One of the leading providers of solar homes systems and mini-grids solutions in Nigeria, ENGIE Energy Access has announced plans to deploy renewable mini-grids energy systems.
Indeed, according to the Energy Progress Report 2022 by tracking Sustainable Development Goal (SDG), Nigeria has the lowest access to electricity globally, with about 92 million persons out of the country’s over 200 million population lacking access to power supply.
To bridge the energy supply gap in the country, ENGIE stated that it would be targeting households, businesses, schools and healthcare centres in rural communities by providing them with access to renewable energy through the construction of its mini-grids project in Niger state.
The Head, Mini-Grids, ENGIE Energy Access Nigeria, Onyinye Anene-Nzelu, made this known while speaking during a panel session at the second edition of the Solar Week Nigeria 2023 Conference & Awards recently held in Lagos, with the theme, ‘Partnering for success: Collaborating with communities and stakeholders in mini-grids project with energy storage in Nigeria.
According to her, strategic partnership with relevant stakeholders in the renewable energy ecosystem is essential in bridging Nigeria’s huge energy gap.
She said, “The importance of collaboration in the renewable energy space cannot be over emphasised. With 92 million people with no access to electricity especially in rural areas, shows that more needs to be done to increase investment in electric power infrastructure, more needs to be done to increase financing for private sector energy efficiency, renewable energy development so as to meet the energy demand of our growing population.”
“From the beginning of the value chain is policy, we need to make sure that we get our policies right. We also need to make sure that our regulatory framework is well aligned with the right methodology to ensure that we are able to attract and sustain investments that will enable us bridge the energy access gap across the country” she stated.
Responding to questions about the impact of mini-grids to the development of rural communities in Nigeria, Anene-Nzelu noted that Nigeria is gradually moving from rural electrification to rural economic transformation, all thanks to the deployment of mini-grids in rural areas.
She described the move as an economic enabler for rural dwellers, as it has opened the communities to more business opportunities, increased productivity and reduced urban migration in the country.
She explained that, “The on-boarding of the mini-grids to the Nigeria electricity value-chain has shown the possibility within the off-grid decentralised renewable energy industry in Nigeria and across Africa, signalling to other investors interested in becoming partners in progress to bridge Africa’s huge energy gap.”

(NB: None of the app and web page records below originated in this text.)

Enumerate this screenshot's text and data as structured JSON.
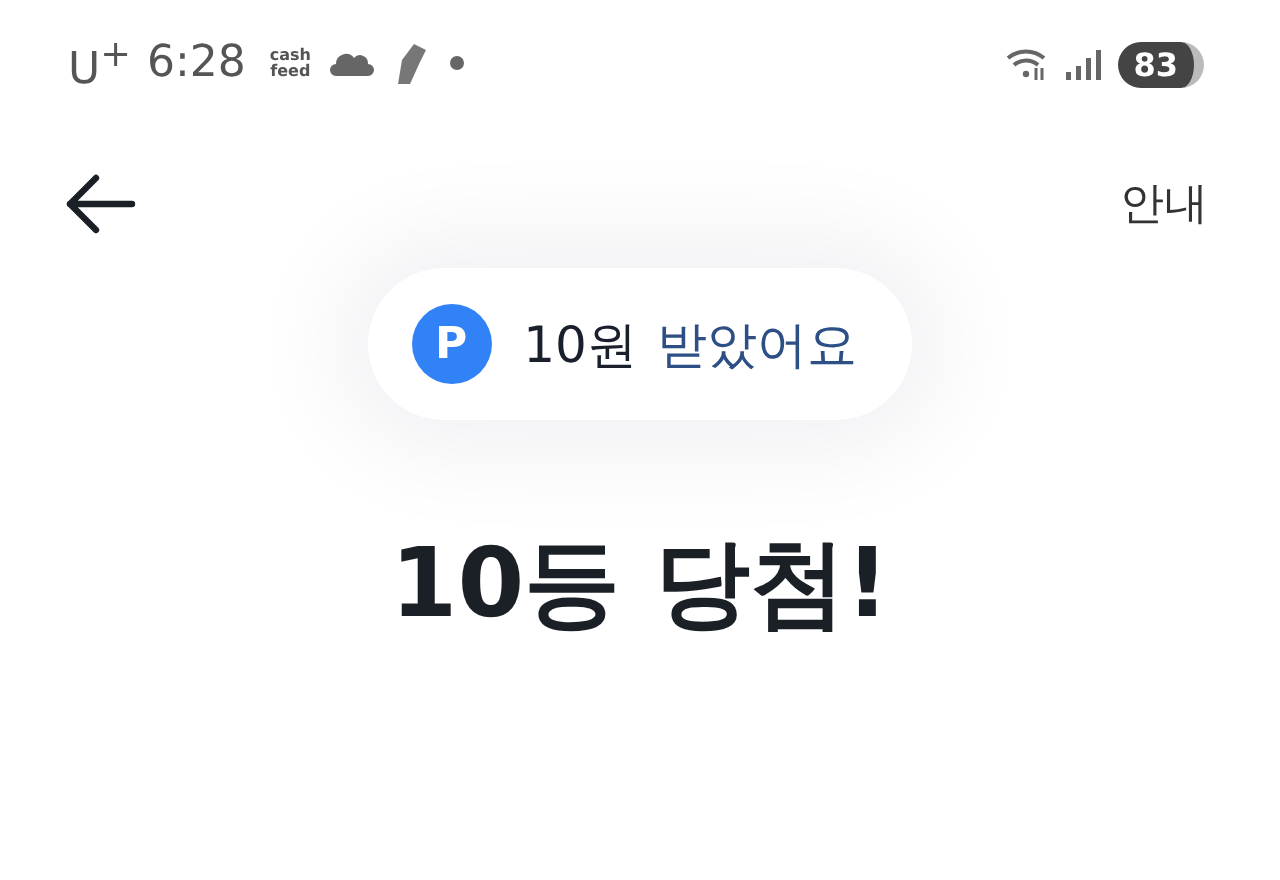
{
  "status_bar": {
    "carrier": "U$^{+}$",
    "time": "6:28",
    "app_logo_lines": [
      "cash",
      "feed"
    ],
    "battery": "83"
  },
  "header": {
    "info_link": "안내"
  },
  "reward_pill": {
    "icon_letter": "P",
    "amount": "10원",
    "message": "받았어요"
  },
  "headline": "10등 당첨!"
}
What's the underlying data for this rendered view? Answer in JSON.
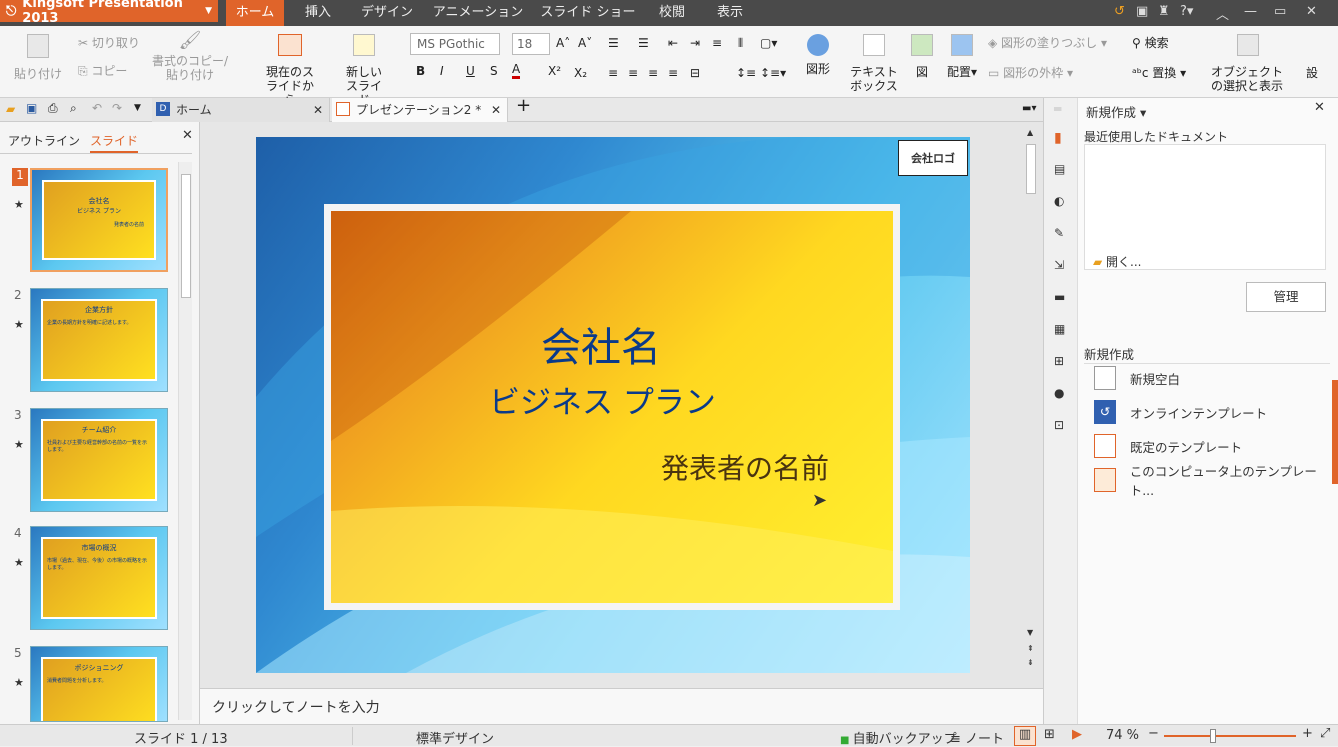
{
  "app": {
    "title": "Kingsoft Presentation 2013"
  },
  "menu": [
    "ホーム",
    "挿入",
    "デザイン",
    "アニメーション",
    "スライド ショー",
    "校閲",
    "表示"
  ],
  "ribbon": {
    "paste": "貼り付け",
    "cut": "切り取り",
    "copy": "コピー",
    "format_copy": "書式のコピー/貼り付け",
    "from_current": "現在のスライドから",
    "new_slide": "新しいスライド",
    "font_name": "MS PGothic",
    "font_size": "18",
    "shape": "図形",
    "textbox": "テキストボックス",
    "picture": "図",
    "arrange": "配置",
    "shape_fill": "図形の塗りつぶし",
    "shape_outline": "図形の外枠",
    "find": "検索",
    "replace": "置換",
    "select_objects": "オブジェクトの選択と表示",
    "settings_partial": "設"
  },
  "tabs": [
    {
      "label": "ホーム"
    },
    {
      "label": "プレゼンテーション2 *"
    }
  ],
  "leftpane": {
    "tab_outline": "アウトライン",
    "tab_slides": "スライド",
    "slides": [
      {
        "num": "1",
        "title": "会社名",
        "sub": "ビジネス プラン",
        "extra": "発表者の名前"
      },
      {
        "num": "2",
        "title": "企業方針",
        "sub": "企業の長期方針を明確に記述します。"
      },
      {
        "num": "3",
        "title": "チーム紹介",
        "sub": "社員および主要な経営幹部の名前の一覧を示します。"
      },
      {
        "num": "4",
        "title": "市場の概況",
        "sub": "市場（過去、現在、今後）の市場の概略を示します。"
      },
      {
        "num": "5",
        "title": "ポジショニング",
        "sub": "消費者問題を分析します。"
      }
    ]
  },
  "slide": {
    "logo": "会社ロゴ",
    "title": "会社名",
    "subtitle": "ビジネス プラン",
    "presenter": "発表者の名前"
  },
  "notes": {
    "placeholder": "クリックしてノートを入力"
  },
  "panel": {
    "header": "新規作成",
    "recent": "最近使用したドキュメント",
    "open": "開く...",
    "manage": "管理",
    "new_section": "新規作成",
    "items": [
      "新規空白",
      "オンラインテンプレート",
      "既定のテンプレート",
      "このコンピュータ上のテンプレート..."
    ]
  },
  "status": {
    "slide_pos": "スライド 1 / 13",
    "design": "標準デザイン",
    "backup": "自動バックアップ",
    "notes": "ノート",
    "zoom": "74 %"
  },
  "colors": {
    "accent": "#e0642a",
    "titlebar": "#4a4a4a",
    "slide_text": "#0a3a8a"
  }
}
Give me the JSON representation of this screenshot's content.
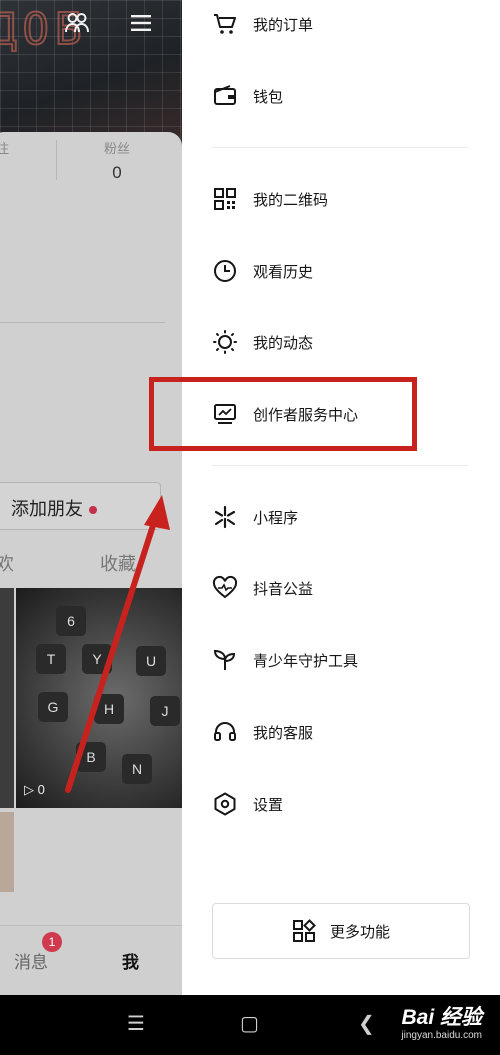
{
  "profile": {
    "stat_left_label": "注",
    "fans_label": "粉丝",
    "fans_count": "0",
    "add_friend_label": "添加朋友",
    "tab_likes": "欢",
    "tab_favorites": "收藏",
    "video_play_count": "0",
    "keys": [
      "6",
      "T",
      "Y",
      "U",
      "G",
      "H",
      "J",
      "B",
      "N"
    ]
  },
  "bottom_nav": {
    "messages_label": "消息",
    "messages_badge": "1",
    "me_label": "我"
  },
  "drawer": {
    "items": [
      {
        "label": "我的订单",
        "icon": "cart-icon"
      },
      {
        "label": "钱包",
        "icon": "wallet-icon"
      },
      {
        "label": "我的二维码",
        "icon": "qrcode-icon"
      },
      {
        "label": "观看历史",
        "icon": "clock-icon"
      },
      {
        "label": "我的动态",
        "icon": "sun-icon"
      },
      {
        "label": "创作者服务中心",
        "icon": "creator-monitor-icon"
      },
      {
        "label": "小程序",
        "icon": "asterisk-icon"
      },
      {
        "label": "抖音公益",
        "icon": "heart-charity-icon"
      },
      {
        "label": "青少年守护工具",
        "icon": "sprout-icon"
      },
      {
        "label": "我的客服",
        "icon": "headset-icon"
      },
      {
        "label": "设置",
        "icon": "hexagon-settings-icon"
      }
    ],
    "more_label": "更多功能"
  },
  "watermark": {
    "brand": "Bai  经验",
    "url": "jingyan.baidu.com"
  },
  "colors": {
    "highlight": "#c8221f",
    "badge": "#d03a4e"
  }
}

“The disconnect at the community level reveals the lack of access to clean and reliable Energy for the development of mini-grids has offered Nigeria the unique opportunity to get the rural communities connected to uninterrupted Energy sources that will make them productive and economically valuable to the country.” she posited.
She further stated that the current hike in the cost of energy occasioned by the removal of fuel subsidy will adversely affect the socio-economic well-being of the rural dwellers if much attention is not given to the adoption and utilisation of renewable energy to that segment of the society.